▶ PROBLEM DETAILS
Search the listing below for the word "table" and copy each line where it appears.

▶ DATASET EXTRACT
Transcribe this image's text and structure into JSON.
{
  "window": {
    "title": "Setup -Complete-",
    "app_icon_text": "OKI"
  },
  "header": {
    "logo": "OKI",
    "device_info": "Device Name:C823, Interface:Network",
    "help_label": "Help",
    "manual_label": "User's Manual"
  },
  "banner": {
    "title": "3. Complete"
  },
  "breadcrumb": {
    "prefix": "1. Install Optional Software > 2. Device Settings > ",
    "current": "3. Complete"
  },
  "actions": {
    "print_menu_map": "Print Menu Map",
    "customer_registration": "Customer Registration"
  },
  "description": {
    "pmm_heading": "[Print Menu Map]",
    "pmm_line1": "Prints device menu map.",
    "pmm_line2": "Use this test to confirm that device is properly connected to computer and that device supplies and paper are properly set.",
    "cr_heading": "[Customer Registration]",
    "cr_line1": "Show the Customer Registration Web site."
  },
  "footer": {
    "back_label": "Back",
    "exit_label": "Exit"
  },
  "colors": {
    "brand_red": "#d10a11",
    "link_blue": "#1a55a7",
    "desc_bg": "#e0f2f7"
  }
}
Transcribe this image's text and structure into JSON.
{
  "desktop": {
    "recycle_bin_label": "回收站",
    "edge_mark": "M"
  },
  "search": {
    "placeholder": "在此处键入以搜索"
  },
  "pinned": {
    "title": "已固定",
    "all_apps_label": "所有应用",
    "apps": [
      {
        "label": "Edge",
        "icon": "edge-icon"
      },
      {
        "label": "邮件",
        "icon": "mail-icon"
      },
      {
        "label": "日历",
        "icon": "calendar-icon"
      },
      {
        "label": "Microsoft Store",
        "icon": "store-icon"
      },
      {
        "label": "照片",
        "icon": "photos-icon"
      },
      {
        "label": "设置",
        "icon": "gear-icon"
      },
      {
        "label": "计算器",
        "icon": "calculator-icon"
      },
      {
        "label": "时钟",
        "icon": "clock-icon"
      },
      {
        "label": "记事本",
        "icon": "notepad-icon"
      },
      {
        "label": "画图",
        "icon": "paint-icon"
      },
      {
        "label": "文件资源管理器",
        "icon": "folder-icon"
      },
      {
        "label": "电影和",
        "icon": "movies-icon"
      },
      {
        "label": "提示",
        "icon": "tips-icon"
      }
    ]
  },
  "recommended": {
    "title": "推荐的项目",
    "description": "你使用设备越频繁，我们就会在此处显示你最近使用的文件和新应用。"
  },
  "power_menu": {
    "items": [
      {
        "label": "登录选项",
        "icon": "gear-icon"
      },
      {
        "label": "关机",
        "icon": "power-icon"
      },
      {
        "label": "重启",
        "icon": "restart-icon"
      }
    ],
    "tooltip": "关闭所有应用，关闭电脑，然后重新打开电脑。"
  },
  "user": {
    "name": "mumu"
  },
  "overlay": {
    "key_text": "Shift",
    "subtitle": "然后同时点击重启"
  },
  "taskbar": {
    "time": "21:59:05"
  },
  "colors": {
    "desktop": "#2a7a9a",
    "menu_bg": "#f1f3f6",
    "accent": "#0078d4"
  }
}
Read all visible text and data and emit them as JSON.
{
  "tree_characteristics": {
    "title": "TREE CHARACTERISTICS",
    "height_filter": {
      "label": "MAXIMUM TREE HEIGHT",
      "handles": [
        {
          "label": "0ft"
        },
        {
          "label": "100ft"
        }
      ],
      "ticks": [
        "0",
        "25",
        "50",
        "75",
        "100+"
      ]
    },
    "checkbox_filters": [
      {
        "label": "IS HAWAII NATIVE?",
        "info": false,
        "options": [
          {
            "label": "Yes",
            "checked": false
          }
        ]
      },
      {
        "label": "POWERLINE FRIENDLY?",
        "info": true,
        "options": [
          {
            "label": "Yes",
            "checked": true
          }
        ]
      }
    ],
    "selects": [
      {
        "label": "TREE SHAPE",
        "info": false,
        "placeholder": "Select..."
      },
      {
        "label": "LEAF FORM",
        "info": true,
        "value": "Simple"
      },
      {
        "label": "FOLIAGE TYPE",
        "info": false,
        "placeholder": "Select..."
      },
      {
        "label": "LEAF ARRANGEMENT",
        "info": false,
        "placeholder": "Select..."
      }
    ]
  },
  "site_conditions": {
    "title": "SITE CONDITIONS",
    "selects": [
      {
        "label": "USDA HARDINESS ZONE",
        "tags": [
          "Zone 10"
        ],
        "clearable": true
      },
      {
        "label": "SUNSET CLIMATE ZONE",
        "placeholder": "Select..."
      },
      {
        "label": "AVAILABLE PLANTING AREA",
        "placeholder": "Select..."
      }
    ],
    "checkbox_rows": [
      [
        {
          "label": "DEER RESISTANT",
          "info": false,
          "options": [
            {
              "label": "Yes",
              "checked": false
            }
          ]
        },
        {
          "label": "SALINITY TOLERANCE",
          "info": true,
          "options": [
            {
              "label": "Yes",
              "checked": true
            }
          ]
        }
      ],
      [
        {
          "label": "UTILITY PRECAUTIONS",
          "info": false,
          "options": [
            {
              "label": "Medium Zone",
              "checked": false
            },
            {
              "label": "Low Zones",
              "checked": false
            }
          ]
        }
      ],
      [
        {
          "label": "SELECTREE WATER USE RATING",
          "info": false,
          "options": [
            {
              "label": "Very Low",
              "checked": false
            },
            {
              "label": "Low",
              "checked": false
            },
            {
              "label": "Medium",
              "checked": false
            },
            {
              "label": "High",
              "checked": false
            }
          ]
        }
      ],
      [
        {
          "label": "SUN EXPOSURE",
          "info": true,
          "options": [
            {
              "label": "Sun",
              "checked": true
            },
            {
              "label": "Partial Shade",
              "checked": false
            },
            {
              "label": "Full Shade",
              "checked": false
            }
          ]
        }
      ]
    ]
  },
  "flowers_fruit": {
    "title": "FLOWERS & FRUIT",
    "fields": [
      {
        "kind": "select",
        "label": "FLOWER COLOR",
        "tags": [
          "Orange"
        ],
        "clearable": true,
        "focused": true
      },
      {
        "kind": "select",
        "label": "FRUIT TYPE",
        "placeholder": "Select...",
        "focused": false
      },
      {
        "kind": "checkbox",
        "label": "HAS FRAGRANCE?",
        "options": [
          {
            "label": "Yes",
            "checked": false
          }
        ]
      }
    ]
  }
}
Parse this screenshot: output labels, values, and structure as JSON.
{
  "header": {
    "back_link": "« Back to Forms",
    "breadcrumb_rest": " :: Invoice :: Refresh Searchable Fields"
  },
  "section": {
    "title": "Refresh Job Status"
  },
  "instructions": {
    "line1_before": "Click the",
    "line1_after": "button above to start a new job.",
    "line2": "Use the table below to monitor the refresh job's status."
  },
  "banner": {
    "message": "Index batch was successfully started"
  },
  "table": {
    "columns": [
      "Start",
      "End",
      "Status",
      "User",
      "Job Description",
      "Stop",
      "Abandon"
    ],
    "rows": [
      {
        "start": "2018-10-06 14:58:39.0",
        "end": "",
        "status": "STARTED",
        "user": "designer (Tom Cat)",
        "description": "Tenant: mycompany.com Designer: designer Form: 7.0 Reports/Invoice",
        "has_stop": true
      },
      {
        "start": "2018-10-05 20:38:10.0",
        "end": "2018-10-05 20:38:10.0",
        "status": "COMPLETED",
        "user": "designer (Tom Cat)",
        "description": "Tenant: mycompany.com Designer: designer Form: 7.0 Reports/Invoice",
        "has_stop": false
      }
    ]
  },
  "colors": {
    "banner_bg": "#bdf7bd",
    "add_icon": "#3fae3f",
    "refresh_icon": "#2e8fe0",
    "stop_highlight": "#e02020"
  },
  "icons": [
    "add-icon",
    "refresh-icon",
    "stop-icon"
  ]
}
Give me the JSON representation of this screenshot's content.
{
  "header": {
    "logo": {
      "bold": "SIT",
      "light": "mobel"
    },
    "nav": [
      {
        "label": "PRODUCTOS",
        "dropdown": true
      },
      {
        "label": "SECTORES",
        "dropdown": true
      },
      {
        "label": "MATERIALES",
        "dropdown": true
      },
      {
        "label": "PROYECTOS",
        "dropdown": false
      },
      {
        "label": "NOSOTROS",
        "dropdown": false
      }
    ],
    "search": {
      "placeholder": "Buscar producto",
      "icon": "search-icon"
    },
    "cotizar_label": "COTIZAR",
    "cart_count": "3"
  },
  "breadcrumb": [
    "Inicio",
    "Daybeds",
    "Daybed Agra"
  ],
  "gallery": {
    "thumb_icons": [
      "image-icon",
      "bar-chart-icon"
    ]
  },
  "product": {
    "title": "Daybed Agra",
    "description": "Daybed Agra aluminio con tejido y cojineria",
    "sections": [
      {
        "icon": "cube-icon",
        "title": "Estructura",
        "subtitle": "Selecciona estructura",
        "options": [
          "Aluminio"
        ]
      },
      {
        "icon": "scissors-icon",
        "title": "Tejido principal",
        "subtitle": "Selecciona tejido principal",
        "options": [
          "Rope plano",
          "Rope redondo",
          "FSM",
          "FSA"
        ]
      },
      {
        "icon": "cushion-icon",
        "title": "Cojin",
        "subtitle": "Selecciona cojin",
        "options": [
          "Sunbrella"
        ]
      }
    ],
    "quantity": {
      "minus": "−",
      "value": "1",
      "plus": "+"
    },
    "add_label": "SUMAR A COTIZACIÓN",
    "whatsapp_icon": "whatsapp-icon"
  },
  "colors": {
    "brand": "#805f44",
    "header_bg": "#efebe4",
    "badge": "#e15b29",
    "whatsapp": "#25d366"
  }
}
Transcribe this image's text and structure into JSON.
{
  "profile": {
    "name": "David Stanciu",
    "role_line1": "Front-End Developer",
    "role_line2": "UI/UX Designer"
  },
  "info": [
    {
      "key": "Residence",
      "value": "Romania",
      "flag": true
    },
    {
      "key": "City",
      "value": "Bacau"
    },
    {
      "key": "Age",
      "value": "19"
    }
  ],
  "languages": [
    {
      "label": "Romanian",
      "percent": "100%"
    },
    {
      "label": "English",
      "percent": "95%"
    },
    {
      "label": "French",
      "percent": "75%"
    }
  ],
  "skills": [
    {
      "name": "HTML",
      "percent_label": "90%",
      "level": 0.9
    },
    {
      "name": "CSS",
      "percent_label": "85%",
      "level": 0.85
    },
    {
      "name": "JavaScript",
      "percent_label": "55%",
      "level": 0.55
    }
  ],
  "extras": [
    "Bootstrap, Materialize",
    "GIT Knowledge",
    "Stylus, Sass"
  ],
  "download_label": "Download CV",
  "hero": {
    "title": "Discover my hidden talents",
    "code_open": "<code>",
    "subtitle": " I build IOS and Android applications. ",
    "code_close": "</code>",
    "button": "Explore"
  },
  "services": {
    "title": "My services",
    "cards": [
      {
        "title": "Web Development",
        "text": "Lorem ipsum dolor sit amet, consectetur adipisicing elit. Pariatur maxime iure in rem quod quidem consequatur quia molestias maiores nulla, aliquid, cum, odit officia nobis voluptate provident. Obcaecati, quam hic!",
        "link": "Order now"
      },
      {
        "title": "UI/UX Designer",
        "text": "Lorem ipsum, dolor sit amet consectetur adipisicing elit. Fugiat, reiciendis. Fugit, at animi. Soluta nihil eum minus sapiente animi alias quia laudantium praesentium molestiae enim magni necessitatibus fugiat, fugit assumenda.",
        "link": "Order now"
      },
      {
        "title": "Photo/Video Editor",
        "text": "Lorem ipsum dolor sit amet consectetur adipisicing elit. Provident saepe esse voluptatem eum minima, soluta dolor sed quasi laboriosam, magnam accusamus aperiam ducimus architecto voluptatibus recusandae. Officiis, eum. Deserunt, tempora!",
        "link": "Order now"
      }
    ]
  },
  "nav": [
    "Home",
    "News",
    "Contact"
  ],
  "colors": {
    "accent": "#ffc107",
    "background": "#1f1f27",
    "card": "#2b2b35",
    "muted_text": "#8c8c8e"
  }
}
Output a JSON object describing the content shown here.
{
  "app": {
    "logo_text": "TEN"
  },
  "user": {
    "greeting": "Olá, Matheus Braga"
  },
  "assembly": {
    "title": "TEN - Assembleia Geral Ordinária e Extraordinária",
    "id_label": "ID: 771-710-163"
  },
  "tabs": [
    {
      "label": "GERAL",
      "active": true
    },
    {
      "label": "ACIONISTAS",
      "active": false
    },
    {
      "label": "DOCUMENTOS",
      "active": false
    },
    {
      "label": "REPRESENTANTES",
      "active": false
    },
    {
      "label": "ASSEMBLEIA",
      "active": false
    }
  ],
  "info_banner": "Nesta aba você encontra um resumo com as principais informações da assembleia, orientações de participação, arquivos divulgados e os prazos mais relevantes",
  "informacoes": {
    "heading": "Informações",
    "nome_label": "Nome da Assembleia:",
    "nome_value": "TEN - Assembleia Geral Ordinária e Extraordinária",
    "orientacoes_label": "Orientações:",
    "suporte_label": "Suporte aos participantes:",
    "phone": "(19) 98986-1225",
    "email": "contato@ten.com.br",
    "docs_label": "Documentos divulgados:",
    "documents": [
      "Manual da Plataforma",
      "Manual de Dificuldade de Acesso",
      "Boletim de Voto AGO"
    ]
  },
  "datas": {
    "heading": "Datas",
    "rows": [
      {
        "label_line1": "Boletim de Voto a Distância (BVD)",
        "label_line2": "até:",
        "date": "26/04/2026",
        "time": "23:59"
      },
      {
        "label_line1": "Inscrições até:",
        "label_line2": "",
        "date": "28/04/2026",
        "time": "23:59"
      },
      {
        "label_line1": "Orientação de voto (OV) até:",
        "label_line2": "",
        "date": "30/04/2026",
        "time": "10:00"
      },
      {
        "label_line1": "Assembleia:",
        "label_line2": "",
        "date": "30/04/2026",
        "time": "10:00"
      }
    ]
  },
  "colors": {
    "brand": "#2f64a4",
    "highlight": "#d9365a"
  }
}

▶ RESULT OF THIS TASK
    "line2": "Use the table below to monitor the refresh job's status."
  "table": {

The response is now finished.